Requires Photography

Shawabty of King Piankhy (Piye)

Nubian
Napatan Period, reign of Piankhy (Piye)
743–712 B.C.


Findspot: Nubia (Sudan), el-Kurru, Ku 17, debris in stair and chamber

Dimensions

Overall: 10 cm (3 15/16 in.)

Accession Number

21.12967

Medium or Technique

Faience

Not On View

Collections

The Ancient World

Classifications

Shawabties and shawabty boxes

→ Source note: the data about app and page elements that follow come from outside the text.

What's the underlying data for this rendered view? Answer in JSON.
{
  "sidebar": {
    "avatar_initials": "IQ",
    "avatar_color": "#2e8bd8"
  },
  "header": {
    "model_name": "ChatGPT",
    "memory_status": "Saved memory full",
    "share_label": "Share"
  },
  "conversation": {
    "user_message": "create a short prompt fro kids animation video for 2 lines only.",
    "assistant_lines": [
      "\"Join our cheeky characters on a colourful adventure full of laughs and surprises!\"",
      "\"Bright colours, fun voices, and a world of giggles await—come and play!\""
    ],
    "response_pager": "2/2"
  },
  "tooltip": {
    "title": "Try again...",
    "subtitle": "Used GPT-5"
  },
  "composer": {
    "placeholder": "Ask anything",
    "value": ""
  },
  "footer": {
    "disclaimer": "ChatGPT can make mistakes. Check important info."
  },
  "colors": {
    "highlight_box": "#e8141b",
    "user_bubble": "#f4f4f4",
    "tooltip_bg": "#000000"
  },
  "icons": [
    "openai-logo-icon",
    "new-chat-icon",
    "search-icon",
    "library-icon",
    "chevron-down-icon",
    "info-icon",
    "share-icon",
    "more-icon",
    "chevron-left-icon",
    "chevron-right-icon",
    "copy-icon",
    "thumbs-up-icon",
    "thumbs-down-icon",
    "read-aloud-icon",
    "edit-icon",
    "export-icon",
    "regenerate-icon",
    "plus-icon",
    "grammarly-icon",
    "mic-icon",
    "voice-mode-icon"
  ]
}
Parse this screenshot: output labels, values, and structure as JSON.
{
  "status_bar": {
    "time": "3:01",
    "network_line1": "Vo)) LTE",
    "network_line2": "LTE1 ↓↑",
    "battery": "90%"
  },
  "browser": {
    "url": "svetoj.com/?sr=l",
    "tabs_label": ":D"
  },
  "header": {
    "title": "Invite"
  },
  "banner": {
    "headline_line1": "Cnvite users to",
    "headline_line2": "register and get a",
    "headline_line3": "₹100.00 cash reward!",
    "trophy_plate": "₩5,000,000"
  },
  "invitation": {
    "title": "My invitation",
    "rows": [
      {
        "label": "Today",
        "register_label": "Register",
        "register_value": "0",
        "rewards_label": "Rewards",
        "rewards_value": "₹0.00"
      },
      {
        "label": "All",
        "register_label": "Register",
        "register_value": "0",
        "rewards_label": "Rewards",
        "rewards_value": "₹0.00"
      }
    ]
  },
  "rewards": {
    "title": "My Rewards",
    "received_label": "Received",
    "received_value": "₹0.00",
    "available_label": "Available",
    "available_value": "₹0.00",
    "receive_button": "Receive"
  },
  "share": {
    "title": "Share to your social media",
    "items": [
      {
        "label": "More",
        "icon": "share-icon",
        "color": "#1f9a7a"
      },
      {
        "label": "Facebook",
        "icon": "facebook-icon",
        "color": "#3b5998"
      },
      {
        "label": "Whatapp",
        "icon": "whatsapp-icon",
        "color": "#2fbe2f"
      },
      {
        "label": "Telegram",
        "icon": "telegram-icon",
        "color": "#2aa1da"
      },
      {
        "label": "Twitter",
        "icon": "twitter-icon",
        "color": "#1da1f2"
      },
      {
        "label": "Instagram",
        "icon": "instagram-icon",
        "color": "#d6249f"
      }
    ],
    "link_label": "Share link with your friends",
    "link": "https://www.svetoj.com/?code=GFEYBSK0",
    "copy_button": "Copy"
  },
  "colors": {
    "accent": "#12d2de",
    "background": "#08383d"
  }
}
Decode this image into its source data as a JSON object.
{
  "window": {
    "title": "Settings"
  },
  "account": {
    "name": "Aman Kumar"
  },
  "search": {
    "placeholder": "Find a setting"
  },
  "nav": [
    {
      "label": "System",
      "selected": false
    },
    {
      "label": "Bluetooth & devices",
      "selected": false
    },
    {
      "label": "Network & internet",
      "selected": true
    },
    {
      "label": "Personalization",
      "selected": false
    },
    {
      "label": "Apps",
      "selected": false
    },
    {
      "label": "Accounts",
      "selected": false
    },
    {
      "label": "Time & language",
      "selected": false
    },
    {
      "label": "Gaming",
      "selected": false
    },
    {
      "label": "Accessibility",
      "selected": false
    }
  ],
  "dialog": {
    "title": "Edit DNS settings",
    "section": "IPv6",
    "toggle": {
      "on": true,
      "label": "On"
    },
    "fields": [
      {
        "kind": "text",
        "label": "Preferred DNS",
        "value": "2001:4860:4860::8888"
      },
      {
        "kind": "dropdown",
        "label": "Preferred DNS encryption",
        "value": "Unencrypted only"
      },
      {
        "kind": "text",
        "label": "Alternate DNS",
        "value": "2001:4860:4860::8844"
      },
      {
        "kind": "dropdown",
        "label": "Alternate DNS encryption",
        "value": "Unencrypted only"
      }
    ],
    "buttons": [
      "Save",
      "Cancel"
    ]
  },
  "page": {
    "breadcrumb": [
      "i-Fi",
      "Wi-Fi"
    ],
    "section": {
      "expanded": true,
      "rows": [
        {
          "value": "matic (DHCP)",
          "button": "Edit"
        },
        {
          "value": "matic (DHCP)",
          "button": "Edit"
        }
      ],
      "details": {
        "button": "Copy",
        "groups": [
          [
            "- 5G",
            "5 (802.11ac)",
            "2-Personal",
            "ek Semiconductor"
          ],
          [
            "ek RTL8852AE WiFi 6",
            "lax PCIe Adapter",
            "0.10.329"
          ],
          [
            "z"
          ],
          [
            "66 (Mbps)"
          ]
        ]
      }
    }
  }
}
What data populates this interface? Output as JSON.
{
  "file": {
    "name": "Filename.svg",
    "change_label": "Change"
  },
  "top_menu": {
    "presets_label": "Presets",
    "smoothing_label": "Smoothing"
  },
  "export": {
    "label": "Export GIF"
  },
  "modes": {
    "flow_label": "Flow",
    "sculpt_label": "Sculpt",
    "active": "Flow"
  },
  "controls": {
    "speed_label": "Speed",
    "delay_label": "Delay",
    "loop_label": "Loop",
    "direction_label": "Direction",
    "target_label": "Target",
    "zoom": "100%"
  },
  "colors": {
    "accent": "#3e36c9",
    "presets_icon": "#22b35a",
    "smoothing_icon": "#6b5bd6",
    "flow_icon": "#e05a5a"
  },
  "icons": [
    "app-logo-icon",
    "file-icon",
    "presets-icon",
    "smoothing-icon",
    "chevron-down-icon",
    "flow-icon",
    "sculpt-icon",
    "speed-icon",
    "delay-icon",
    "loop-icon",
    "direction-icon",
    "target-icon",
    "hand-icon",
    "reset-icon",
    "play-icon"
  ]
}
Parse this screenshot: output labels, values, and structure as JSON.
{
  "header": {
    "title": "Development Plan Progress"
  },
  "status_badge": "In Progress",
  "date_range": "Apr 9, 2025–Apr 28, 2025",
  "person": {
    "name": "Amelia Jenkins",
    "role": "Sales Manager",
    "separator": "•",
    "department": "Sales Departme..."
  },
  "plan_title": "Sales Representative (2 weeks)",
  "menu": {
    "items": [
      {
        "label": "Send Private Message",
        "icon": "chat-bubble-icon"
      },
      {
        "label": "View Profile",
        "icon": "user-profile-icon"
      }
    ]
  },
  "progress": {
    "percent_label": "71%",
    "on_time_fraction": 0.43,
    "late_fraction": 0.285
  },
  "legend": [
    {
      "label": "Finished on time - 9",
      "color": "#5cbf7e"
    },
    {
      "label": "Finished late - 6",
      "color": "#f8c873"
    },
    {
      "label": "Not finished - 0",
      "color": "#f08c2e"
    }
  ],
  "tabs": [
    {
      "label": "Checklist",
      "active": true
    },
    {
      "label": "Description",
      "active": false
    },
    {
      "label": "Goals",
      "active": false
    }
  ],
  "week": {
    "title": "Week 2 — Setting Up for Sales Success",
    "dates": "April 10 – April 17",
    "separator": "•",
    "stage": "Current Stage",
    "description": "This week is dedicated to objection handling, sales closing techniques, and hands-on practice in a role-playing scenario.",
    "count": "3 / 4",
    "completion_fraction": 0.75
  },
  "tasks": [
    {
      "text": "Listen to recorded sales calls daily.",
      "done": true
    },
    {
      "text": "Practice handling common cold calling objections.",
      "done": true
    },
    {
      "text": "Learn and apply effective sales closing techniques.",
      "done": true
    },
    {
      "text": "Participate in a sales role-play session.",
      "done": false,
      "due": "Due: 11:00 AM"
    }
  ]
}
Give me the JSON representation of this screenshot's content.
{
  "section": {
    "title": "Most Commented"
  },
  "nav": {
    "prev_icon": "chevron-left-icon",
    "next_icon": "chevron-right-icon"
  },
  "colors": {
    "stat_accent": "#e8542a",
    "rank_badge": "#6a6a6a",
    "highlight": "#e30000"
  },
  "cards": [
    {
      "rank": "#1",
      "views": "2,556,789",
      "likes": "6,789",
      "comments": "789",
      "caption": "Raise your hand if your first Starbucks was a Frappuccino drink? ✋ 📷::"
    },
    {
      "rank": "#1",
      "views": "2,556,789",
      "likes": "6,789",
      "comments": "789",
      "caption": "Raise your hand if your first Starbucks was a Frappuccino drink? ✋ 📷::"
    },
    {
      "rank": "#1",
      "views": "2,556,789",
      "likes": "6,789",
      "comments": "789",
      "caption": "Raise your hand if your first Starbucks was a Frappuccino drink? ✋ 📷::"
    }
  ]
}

This is a shawabty of King Piankhy (Piye). The object was broken in two pieces and is mended. The male figure wears a tripartite wig, an uraeus and a long beard. This mummiform shape does not have a back pillar or base. No hands or implements are depicted. There is one unframed column of painted text which shows the cartouche on the front of the figure. The object is half molded with a flat dressed back. The foot is missing and the beard is chipped.

The ancient Nubians included shawabtys in their tombs only in the Napatan Period, about 750 - 270 B.C. These funerary figurines are based on Egyptian shawabtys, but differ from them in many features of their iconography. For instance, the known Nubian examples are only from royal tombs. Also, they have unique texts, implements, poses and are known to have the largest number of shawabtys included in one tomb. Their function, it is assumed, was the same as that of the Egyptian shawabty, namely to magically animate in the Afterlife in order

Provenance

From Nubia (Sudan), el-Kurru, Ku 17 (tomb of King Piankhy (Piye)), debris in stair and chamber. 1919: excavated by the Harvard University–Boston Museum of Fine Arts Expedition; assigned to the MFA in the division of finds by the government of the Sudan.

Credit Line

Harvard University—Boston Museum of Fine Arts Expedition